## Data for the task
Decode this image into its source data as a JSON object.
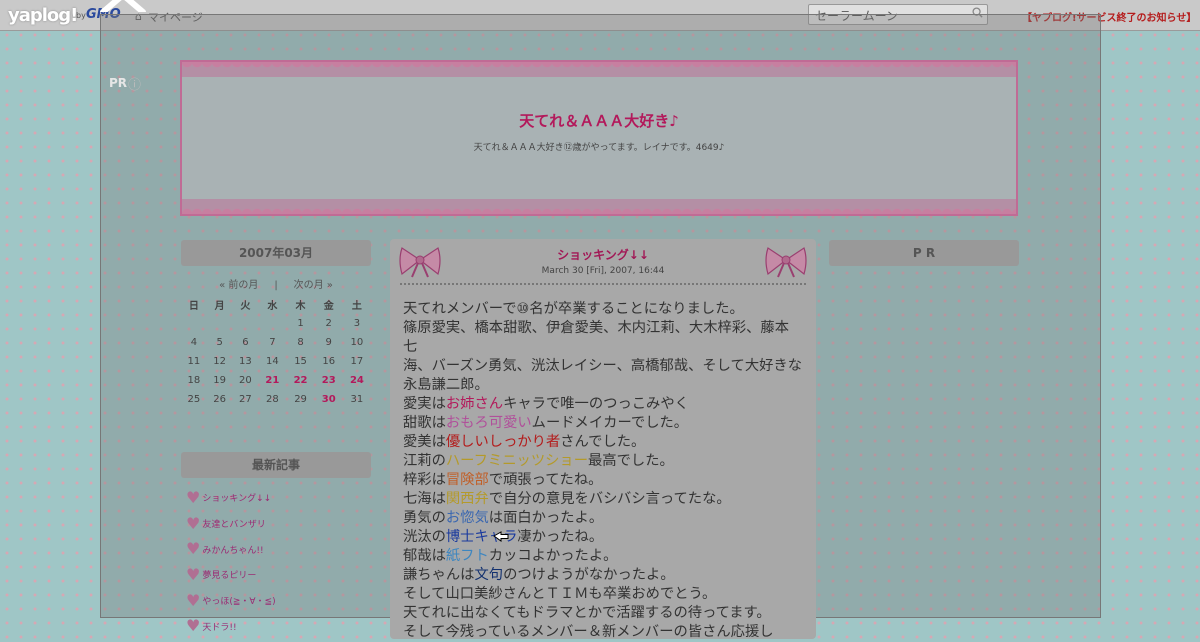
{
  "topbar": {
    "logo": "yaplog!",
    "logo_by": "by",
    "logo_gmo": "GMO",
    "mypage_label": "マイページ",
    "search_value": "セーラームーン",
    "notice": "【ヤプログ!サービス終了のお知らせ】"
  },
  "overlay": {
    "pr_label": "PR"
  },
  "blog": {
    "title": "天てれ＆ＡＡＡ大好き♪",
    "description": "天てれ＆ＡＡＡ大好き⑫歳がやってます。レイナです。4649♪"
  },
  "calendar": {
    "title": "2007年03月",
    "prev_label": "« 前の月",
    "separator": "|",
    "next_label": "次の月 »",
    "weekdays": [
      "日",
      "月",
      "火",
      "水",
      "木",
      "金",
      "土"
    ],
    "weeks": [
      [
        "",
        "",
        "",
        "",
        "1",
        "2",
        "3"
      ],
      [
        "4",
        "5",
        "6",
        "7",
        "8",
        "9",
        "10"
      ],
      [
        "11",
        "12",
        "13",
        "14",
        "15",
        "16",
        "17"
      ],
      [
        "18",
        "19",
        "20",
        "21",
        "22",
        "23",
        "24"
      ],
      [
        "25",
        "26",
        "27",
        "28",
        "29",
        "30",
        "31"
      ]
    ],
    "highlighted": [
      "21",
      "22",
      "23",
      "24",
      "30"
    ]
  },
  "recent": {
    "title": "最新記事",
    "items": [
      "ショッキング↓↓",
      "友達とバンザリ",
      "みかんちゃん!!",
      "夢見るピリー",
      "やっほ(≧・∀・≦)",
      "天ドラ!!"
    ]
  },
  "pr_right": "P R",
  "article": {
    "title": "ショッキング↓↓",
    "date": "March 30 [Fri], 2007, 16:44",
    "body": [
      [
        {
          "t": "天てれメンバーで⑩名が卒業することになりました。"
        }
      ],
      [
        {
          "t": "篠原愛実、橋本甜歌、伊倉愛美、木内江莉、大木梓彩、藤本七"
        }
      ],
      [
        {
          "t": "海、バーズン勇気、洸汰レイシー、高橋郁哉、そして大好きな"
        }
      ],
      [
        {
          "t": "永島謙二郎。"
        }
      ],
      [
        {
          "t": "愛実は"
        },
        {
          "t": "お姉さん",
          "c": "c1"
        },
        {
          "t": "キャラで唯一のつっこみやく"
        }
      ],
      [
        {
          "t": "甜歌は"
        },
        {
          "t": "おもろ可愛い",
          "c": "c2"
        },
        {
          "t": "ムードメイカーでした。"
        }
      ],
      [
        {
          "t": "愛美は"
        },
        {
          "t": "優しいしっかり者",
          "c": "c3"
        },
        {
          "t": "さんでした。"
        }
      ],
      [
        {
          "t": "江莉の"
        },
        {
          "t": "ハーフミニッツショー",
          "c": "c4"
        },
        {
          "t": "最高でした。"
        }
      ],
      [
        {
          "t": "梓彩は"
        },
        {
          "t": "冒険部",
          "c": "c5"
        },
        {
          "t": "で頑張ってたね。"
        }
      ],
      [
        {
          "t": "七海は"
        },
        {
          "t": "関西弁",
          "c": "c4"
        },
        {
          "t": "で自分の意見をバシバシ言ってたな。"
        }
      ],
      [
        {
          "t": "勇気の"
        },
        {
          "t": "お惚気",
          "c": "c6"
        },
        {
          "t": "は面白かったよ。"
        }
      ],
      [
        {
          "t": "洸汰の"
        },
        {
          "t": "博士キャラ",
          "c": "c7"
        },
        {
          "t": "凄かったね。"
        }
      ],
      [
        {
          "t": "郁哉は"
        },
        {
          "t": "紙フト",
          "c": "c8"
        },
        {
          "t": "カッコよかったよ。"
        }
      ],
      [
        {
          "t": "謙ちゃんは"
        },
        {
          "t": "文句",
          "c": "c9"
        },
        {
          "t": "のつけようがなかったよ。"
        }
      ],
      [
        {
          "t": "そして山口美紗さんとＴＩＭも卒業おめでとう。"
        }
      ],
      [
        {
          "t": "天てれに出なくてもドラマとかで活躍するの待ってます。"
        }
      ],
      [
        {
          "t": "そして今残っているメンバー＆新メンバーの皆さん応援し"
        }
      ]
    ]
  },
  "icons": {
    "close": "close-icon",
    "search": "search-icon",
    "home": "home-icon",
    "heart": "heart-icon",
    "bow": "bow-icon",
    "cursor": "cursor-icon"
  }
}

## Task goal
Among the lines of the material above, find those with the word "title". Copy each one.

## Answer space
    "title": "天てれ＆ＡＡＡ大好き♪",
    "title": "2007年03月",
    "title": "最新記事",
    "title": "ショッキング↓↓",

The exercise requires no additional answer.